A Case of Mistaken Identity - Our True Selves

Who are we, really?

Recovery from the biking crash that sent me into Near Death has been much more difficult than I thought it might be. While the physical injuries were, and are, very severe, the brain injuries to my left frontal and temporal lobes has thrown my emotional state off into a place of grief over the person I thought I was...and lost.

Like many people, much of how I actually defined myself was by the things I did or my skills and strengths:
  • Technical
  • Analytical (able to solve problems)
  • Good at multitasking and managing large projects
  • A database geek
  • A teacher/Trainer
  • A beginning/Intermediate programmer
  • Able to translate technical jargon
  • Mid-distance road cyclist
  • Hiker
  • Cross-country skiier
  • Creative and artistic
It reads like a resume, doesn't it?

It's natural to do this. From the time we're small children, adults attach labels to us that may or may not be accurate descriptors: smart, brave, silly, slow, energetic, a good football player, bad with math, a pianist, graceful, clumsy, and on and on. Over time, we take these descriptions as identifiers for ourselves. We learn to define our Selves as merely a collection of these nouns and adjectives and adverbs.

But is that list of skills or strengths or activities really who we are deep inside?

I guess I always hoped that it wasn't, that we were somehow more than a collection of cells and genes and skills and activities. But my crash,  two Near Death Experiences, and recovery started the process of allowing me to really think about who I am at my core.

When my consciousness split during the crash, I could feel "me" go two ways: one stayed in my body and the other came to observe events from a distance away. I wondered...just which one of these states of being was "real?"

Later, during my supposed "recovery" period, I began to realize that I may never fully be back to the way I was - that there are some things I'll never be able to do both physically and mentally. The physical didn't bother me as much - I never really defined myself too closely with my physical activities. But my mental abilities...now there was the sticking point! About 4 months after the crash I realized that a large part of my definition of myself was as a scientist, a technical person, an analyst, and a programmer. And at that same time, I realized those were exactly the skills I was struggling with.

I could no longer write even simple programs - I would blankly stare at the computer screen until frustration and a meltdown took over. Yeah, I'd start crying because I didn't know how to even start to write the code that just 5 months ago was so easy for me. My math abilities were also negatively impacted, as was my ability to analyze and solve problems.

A large part of who I thought I was no longer existed.
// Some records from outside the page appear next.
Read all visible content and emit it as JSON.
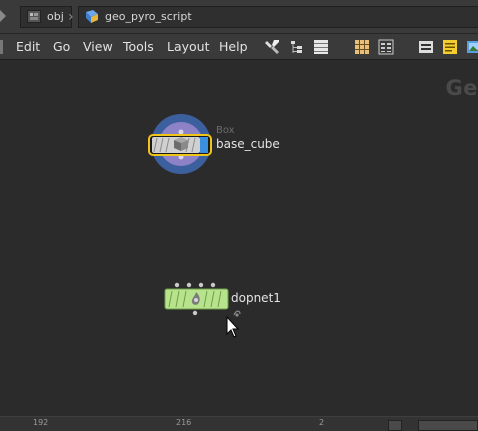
{
  "pathbar": {
    "crumbs": [
      {
        "label": "obj",
        "icon": "folder-icon"
      },
      {
        "label": "geo_pyro_script",
        "icon": "geo-node-icon"
      }
    ]
  },
  "menubar": {
    "items": [
      "Edit",
      "Go",
      "View",
      "Tools",
      "Layout",
      "Help"
    ],
    "tools": [
      "wrench-icon",
      "tree-icon",
      "list-icon",
      "grid-icon",
      "table-icon",
      "parameter-pane-icon",
      "notes-icon",
      "image-icon"
    ]
  },
  "canvas": {
    "context_label": "Ge",
    "nodes": [
      {
        "name": "base_cube",
        "type_label": "Box",
        "flag": "display",
        "icon": "box-icon"
      },
      {
        "name": "dopnet1",
        "type_label": "",
        "icon": "dop-network-icon"
      }
    ]
  },
  "bottombar": {
    "ticks": [
      "192",
      "216",
      "2"
    ]
  },
  "colors": {
    "sop_node": "#d0d0d0",
    "dop_node": "#b6e38c",
    "selection_ring_outer": "#4a72b8",
    "selection_ring_inner": "#8e7ec8",
    "display_outline": "#f0c51a",
    "display_flag": "#3b8fe0"
  }
}
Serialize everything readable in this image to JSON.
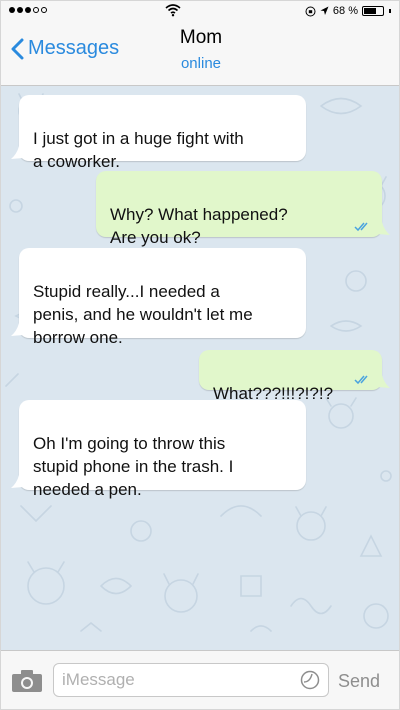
{
  "status_bar": {
    "battery_percent_label": "68 %",
    "battery_level": 0.68,
    "signal_dots_filled": 3,
    "signal_dots_total": 5
  },
  "header": {
    "back_label": "Messages",
    "contact_name": "Mom",
    "contact_status": "online"
  },
  "messages": [
    {
      "direction": "in",
      "text": "I just got in a huge fight with\na coworker."
    },
    {
      "direction": "out",
      "text": "Why? What happened?\nAre you ok?"
    },
    {
      "direction": "in",
      "text": "Stupid really...I needed a\npenis, and he wouldn't let me\nborrow one."
    },
    {
      "direction": "out",
      "text": "What???!!!?!?!?"
    },
    {
      "direction": "in",
      "text": "Oh I'm going to throw this\nstupid phone in the trash. I\nneeded a pen."
    }
  ],
  "input_bar": {
    "placeholder": "iMessage",
    "send_label": "Send"
  },
  "colors": {
    "accent": "#2a8ade",
    "outgoing_bubble": "#e1f7cb",
    "incoming_bubble": "#ffffff",
    "chat_background": "#dbe6ef"
  }
}
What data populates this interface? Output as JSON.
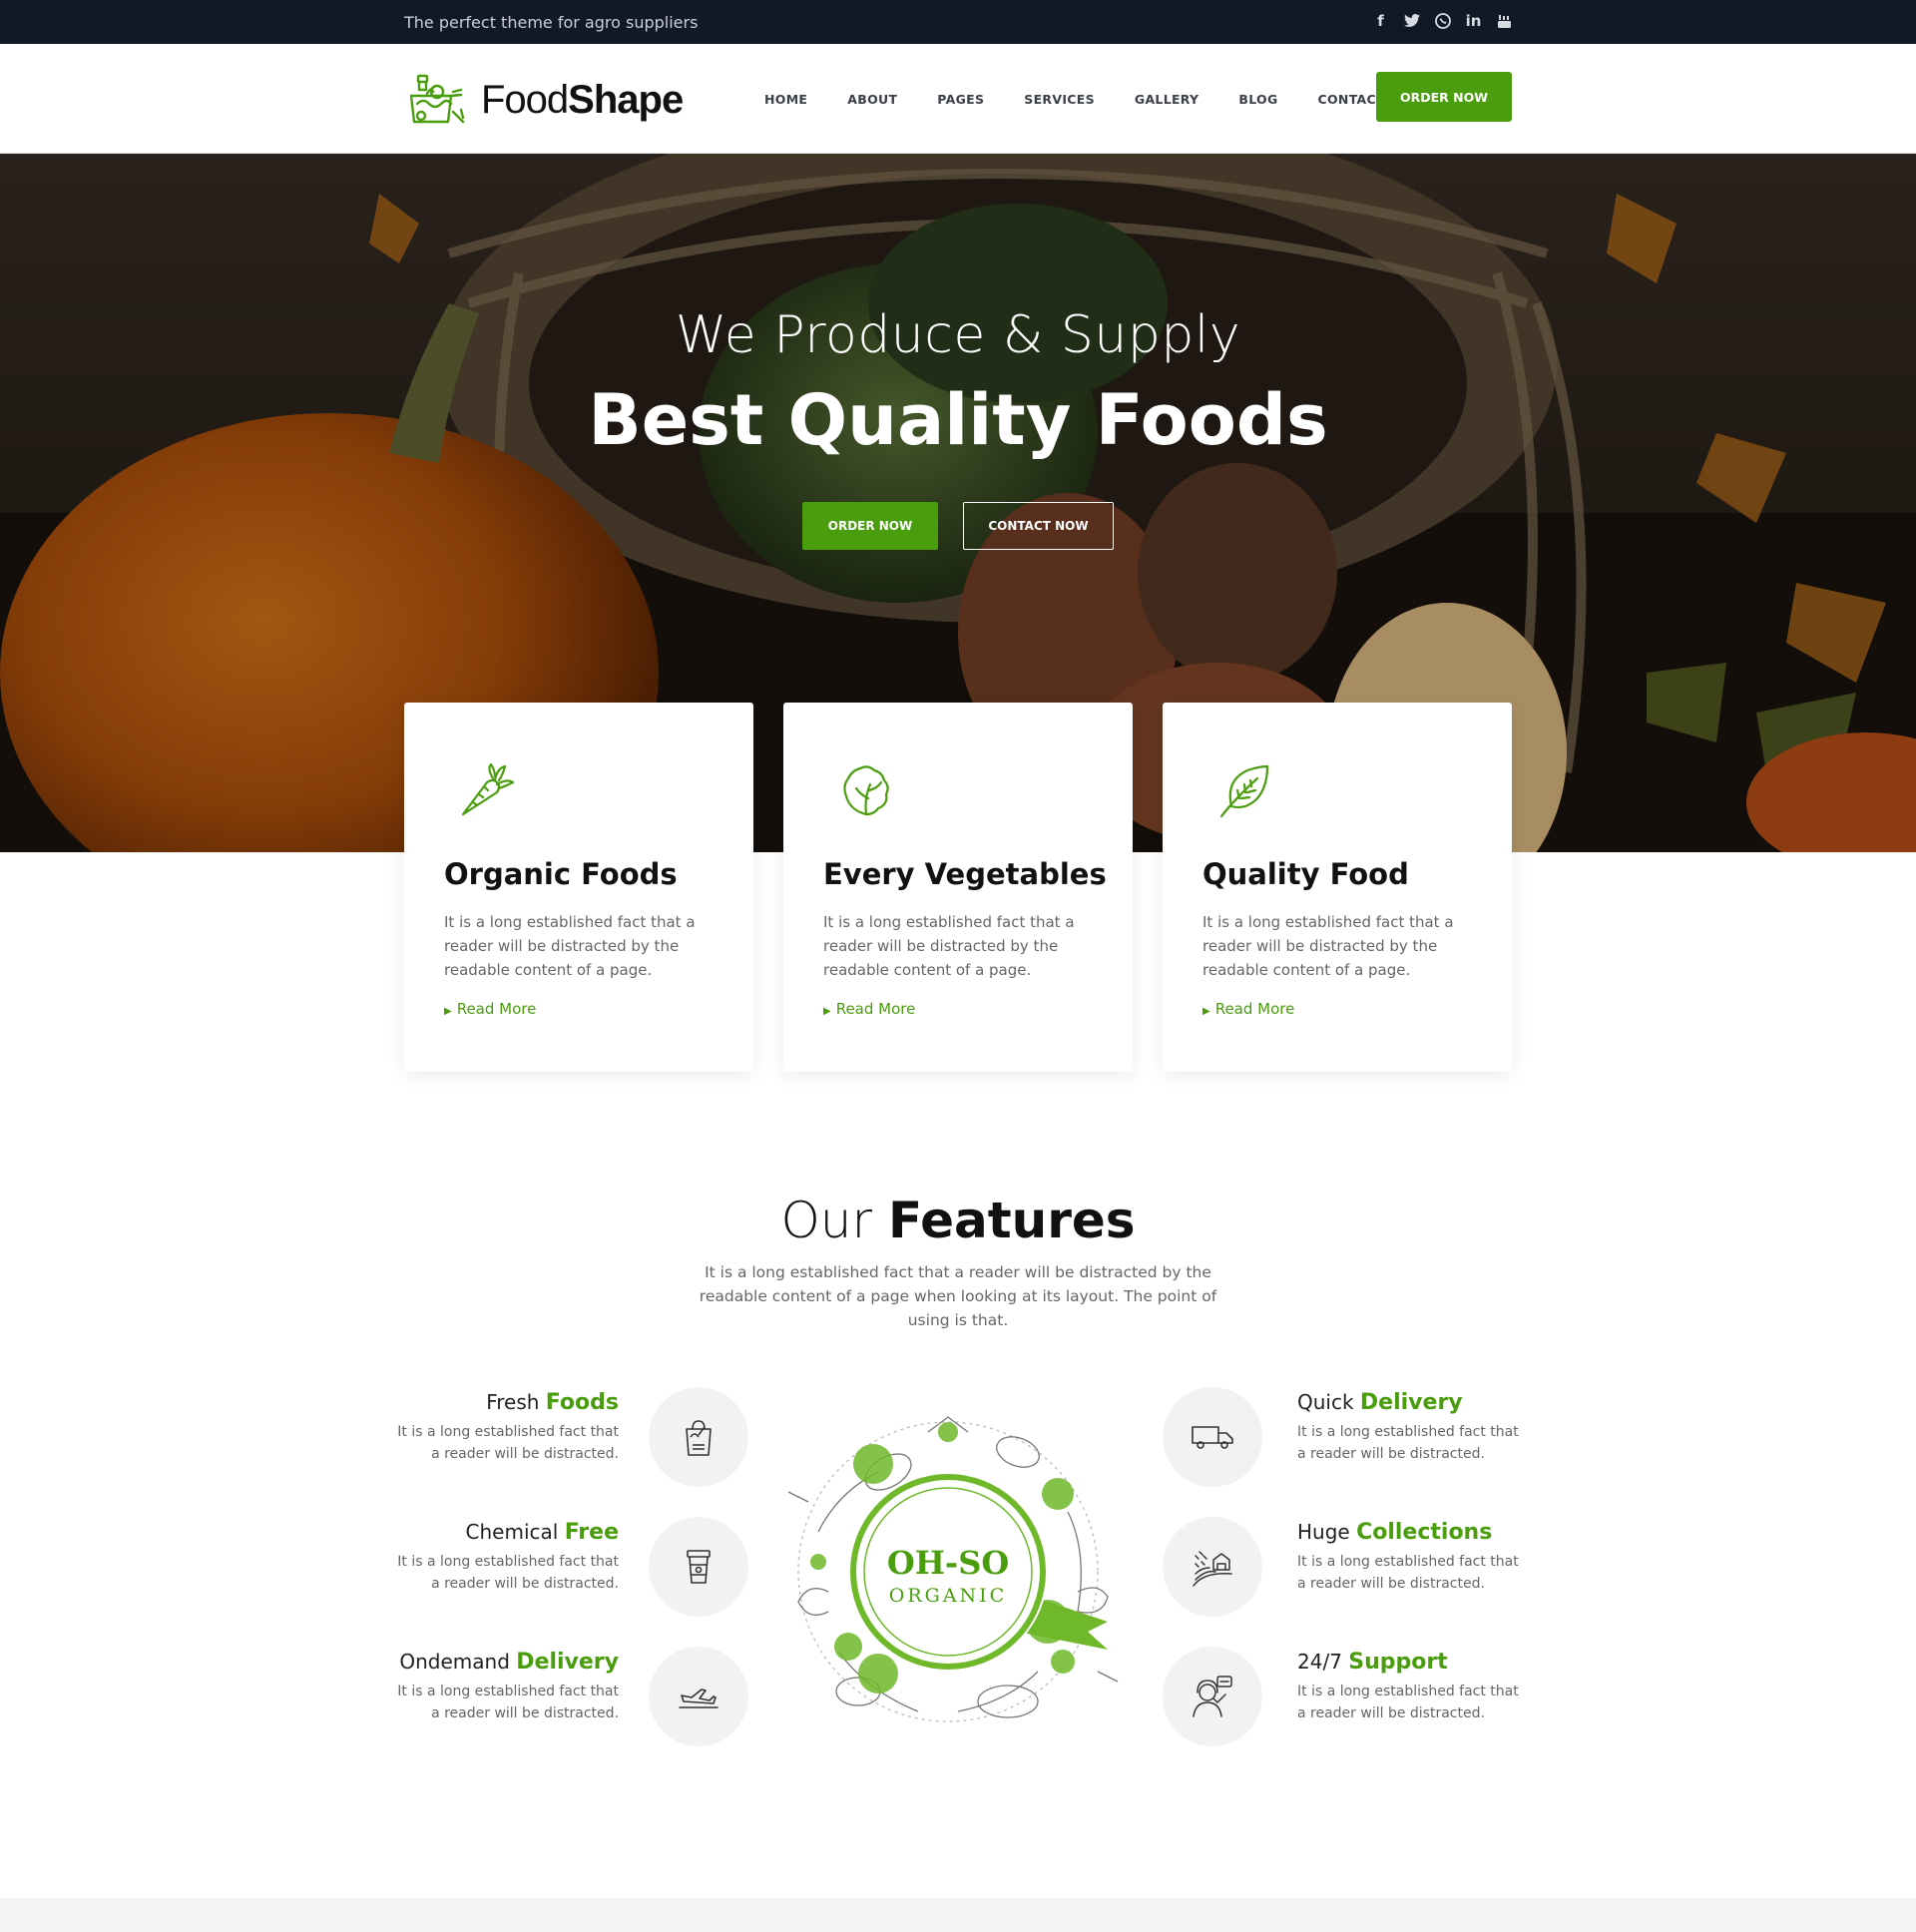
{
  "topbar": {
    "tagline": "The perfect theme for agro suppliers",
    "socials": [
      {
        "icon": "facebook-icon",
        "glyph": "f"
      },
      {
        "icon": "twitter-icon",
        "glyph": "🐦"
      },
      {
        "icon": "whatsapp-icon",
        "glyph": "◉"
      },
      {
        "icon": "linkedin-icon",
        "glyph": "in"
      },
      {
        "icon": "youtube-icon",
        "glyph": "▶"
      }
    ]
  },
  "header": {
    "logo_thin": "Food",
    "logo_bold": "Shape",
    "nav": [
      "HOME",
      "ABOUT",
      "PAGES",
      "SERVICES",
      "GALLERY",
      "BLOG",
      "CONTACT"
    ],
    "order_label": "ORDER NOW",
    "accent": "#4a9e0e"
  },
  "hero": {
    "subtitle": "We Produce & Supply",
    "title": "Best Quality Foods",
    "btn_primary": "ORDER NOW",
    "btn_secondary": "CONTACT NOW"
  },
  "cards": [
    {
      "icon": "carrot-icon",
      "title": "Organic Foods",
      "text": "It is a long established fact that a reader will be distracted by the readable content of a page.",
      "link": "Read More"
    },
    {
      "icon": "lettuce-icon",
      "title": "Every Vegetables",
      "text": "It is a long established fact that a reader will be distracted by the readable content of a page.",
      "link": "Read More"
    },
    {
      "icon": "leaf-icon",
      "title": "Quality Food",
      "text": "It is a long established fact that a reader will be distracted by the readable content of a page.",
      "link": "Read More"
    }
  ],
  "features": {
    "title_light": "Our",
    "title_bold": "Features",
    "desc": "It is a long established fact that a reader will be distracted by the readable content of a page when looking at its layout. The point of using is that.",
    "left": [
      {
        "plain": "Fresh",
        "green": "Foods",
        "text": "It is a long established fact that a reader will be distracted.",
        "icon": "grocery-bag-icon"
      },
      {
        "plain": "Chemical",
        "green": "Free",
        "text": "It is a long established fact that a reader will be distracted.",
        "icon": "cup-icon"
      },
      {
        "plain": "Ondemand",
        "green": "Delivery",
        "text": "It is a long established fact that a reader will be distracted.",
        "icon": "airplane-icon"
      }
    ],
    "right": [
      {
        "plain": "Quick",
        "green": "Delivery",
        "text": "It is a long established fact that a reader will be distracted.",
        "icon": "truck-icon"
      },
      {
        "plain": "Huge",
        "green": "Collections",
        "text": "It is a long established fact that a reader will be distracted.",
        "icon": "farm-icon"
      },
      {
        "plain": "24/7",
        "green": "Support",
        "text": "It is a long established fact that a reader will be distracted.",
        "icon": "support-agent-icon"
      }
    ],
    "badge_top": "OH-SO",
    "badge_bottom": "ORGANIC"
  }
}
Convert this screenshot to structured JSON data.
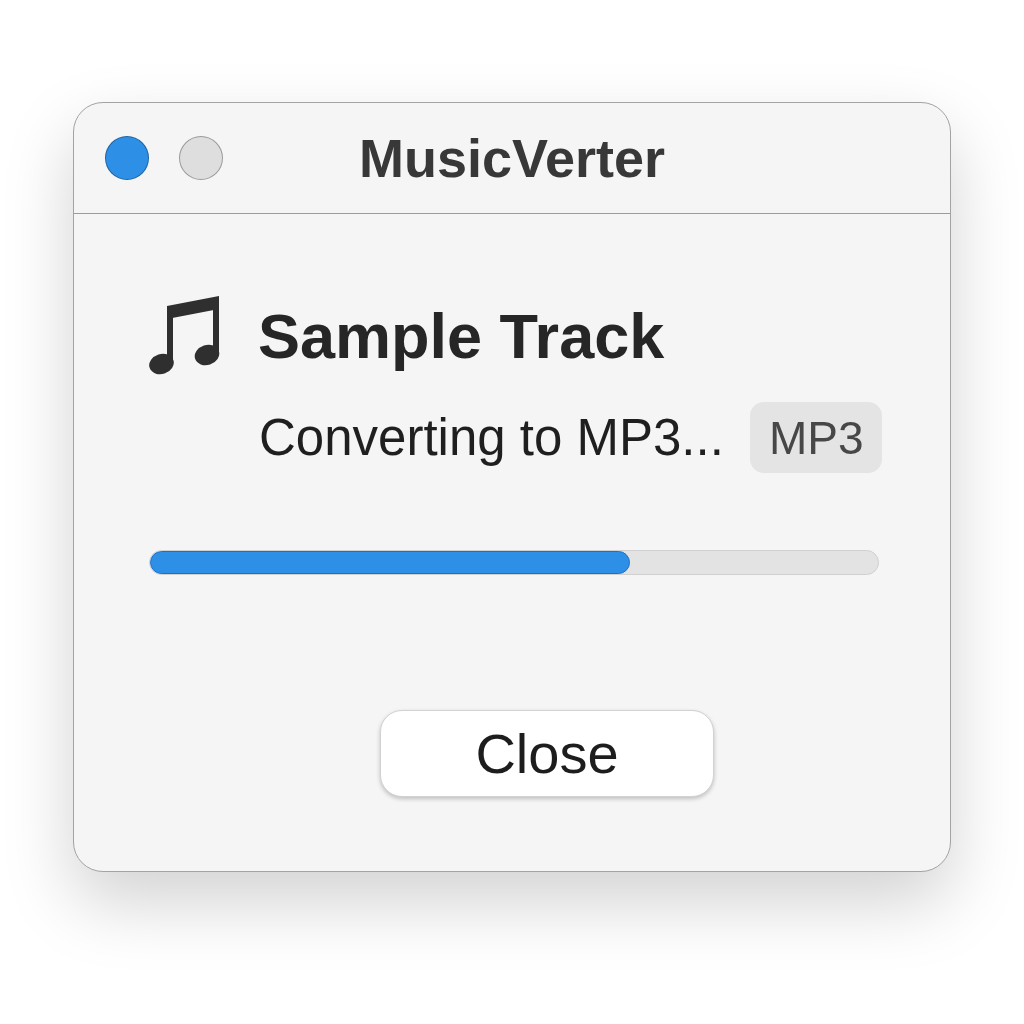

I wept, and grieved the woman who I thought had somehow perished in that crash.

Yes, at first I thought that the old me had somehow "died," but one of my young yet wise friends hit the nail on the head. What was happening was that I was redefining and expanding my internal identity. As she so eloquently pointed out, I am still "me" and I will always be "me," it's just that some of the things that I do has changed or will have to change in order to continue on.

The real "me" is not simply that collection of skills or knowledge or activities. There is a core Self that is deeper, more Universal, and much, much older and wiser. It is not the scared animal consciousness stuck in a battered body being dragged under a truck. It is the Watcher-me, the One Who observed it all from afar, one who experienced sadness but at the same time knew that this was as it had to be in this moment. The real Me is the one who stayed calm and knew that everything I experienced through those weeks had a purpose, and that it would be "OK" in the end.

The real me is at heart a Being of Light, same as you are, same as we all are. It is that Universal Watcher, the creation of Spirit, the link to everything around us.

All content copyright Nancy Rynes, 2014. Please read disclaimer and Legal Notes here.

More details, including my thoughts, are in the book: Awakenings from the Light.